A B-actioner with grade-A action seems like a cinematic contradiction, but what better way to describe John Wick and its sparkling new sequel? The cheesy one-liners, stock villains, thin plot, and characters built entirely on an actor's presence all put John Wick Chapter 2 in B-ish territory (an easier place for shoot-em-up pics to find themselves in now that big-budget blockbusters are almost entirely concerned with costumed superheroes), but the set pieces are top notch, hurtling above and beyond even unreasonable expectations.
Every gun battle and chase sequence is complexly conceived and constructed with careful choreography that captures the cool cacophony of controlled chaos. Armed assassins charge through the labyrinthine catacombs of Rome and hunt our titular hero in subway stations below New York while the camera communicates every slick move with pointed precision. There’s no head-spinning disorientation here, only distinct spatially aware coverage of sequences that feel brimming with danger.
Keanu Reeves returns as the amazingly adept assassin whose name strikes fear in all sorts of villainous types. John was pulled out of retirement in the first movie and now his sequel sends him even deeper into the dark underworld he once inhabited after granting him a mere couple minutes to entertain a second stab at retirement.
With this further immersion comes a broadening of the John Wick mythos, which is surprising at first because, um, John Wick has a mythos? The bid for what seemed like a surprisingly fun one-off a couple years ago to turn into a feisty franchise includes a considerable expansion of how the hero’s world operates.
John is one of many assassins who can be assigned jobs they’re bound to obligate and he benefits from a wide circle of support that puts fancy tailors at his disposal and provides an armory from which each assassin can assemble an arsenal. There’s a luxurious hotel that’s considered neutral territory for all the assassins, meaning that warring factions that fall under the umbrella of this mysterious organization can try to kill each other anywhere but the hotel grounds.
All of these neat ideas are explored in some enjoyable sequences, but what’s most clever about the rules is that they essentially enforce a no-collateral-damage policy that shields the movie and its gun-toting denizens from any sort of moral reprehensibility. While John spends most of the movie shooting at trained killers who are also shooting at him, often in crowded spaces, director Chad Stahelski makes abundantly clear that average citizens aren’t in danger.
Okay, sure, it’s ridiculous, but Stahelski is so good at shooting action sequences that this never becomes visually awkward or ethically murky.

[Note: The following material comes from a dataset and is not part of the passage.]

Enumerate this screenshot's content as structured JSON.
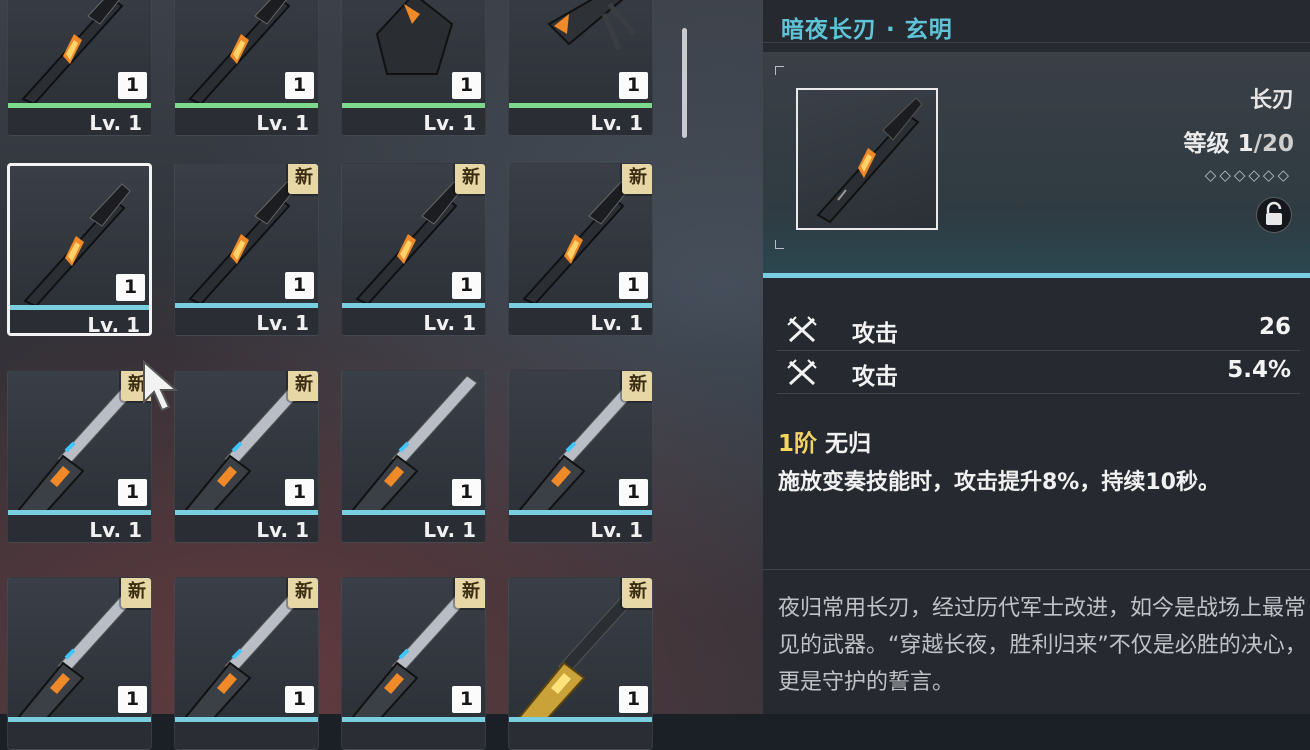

If you can accept that killers are going to kill killers and that’s just fine in this world of super-assassins who pay for services in gold doubloons, then you can at least enjoy the fact that no bystanders are going to be harmed in the making of their murderous mayhem.
What also works in John Wick Chapter 2’s favour is that Stahelski and screenwriter Derek Kolstad understand the action genre and the conventions of straight-forward shoot-em-up adventures so well that they recognize all the spaces available for formula tweaks. Too often these types of actioners hew so closely to the worn template that even the minor details in certain scenes become predictable, but Stahelski and Kolstad are clearly action movie fans fed up with heroes who play only by the rules. This leads to some memorable moments that work because they simply counter the usual clichés and additionally because Reeves sells them with gusto.
As limited a performer as he is, Reeves can really click with stoic hero types that speak in clipped dialogue and otherwise let their actions speak for themselves. He fits John Wick very comfortably, but also tightly, and he’s entirely vanquished the surfer bro attitude that has plagued much of his earlier work (or benefited it if we’re talking about the Bill and Ted movies). John never appears prepped to utter a single “Whoa” in the tradition of The Matrix’s Neo and he certainly wouldn’t feel compelled to say it if you asked.
Instead, he’s just a cool guy with simple motivation. All he wants is to go back to his quiet new life with his unnamed new dog, except that’s a tough goal to achieve when skilled marksmen keep shooting at you. It’s a testament to Reeves’ talent for these kinds of roles that his John Wick character has so entertainingly filled two action-packed movies with relative ease. Action heroes like this one are defined by the actor, since the script just provides sharpened edges around a cardboard cutout that a charismatic star has to colour with their personality.
Reeves gives John Wick a steely intensity and electric energy that is all his own, an actor who can only do so much, but has figured out how to do that limited amount very well. When combined with Kolstad’s world-building on the page and Stahelski’s stunningly confident set pieces on the screen, John Wick Chapter 2 is the kind of sequel that continually reminds its audience why it exists. There’s nothing wrong with being B when you look Awesome at the same time.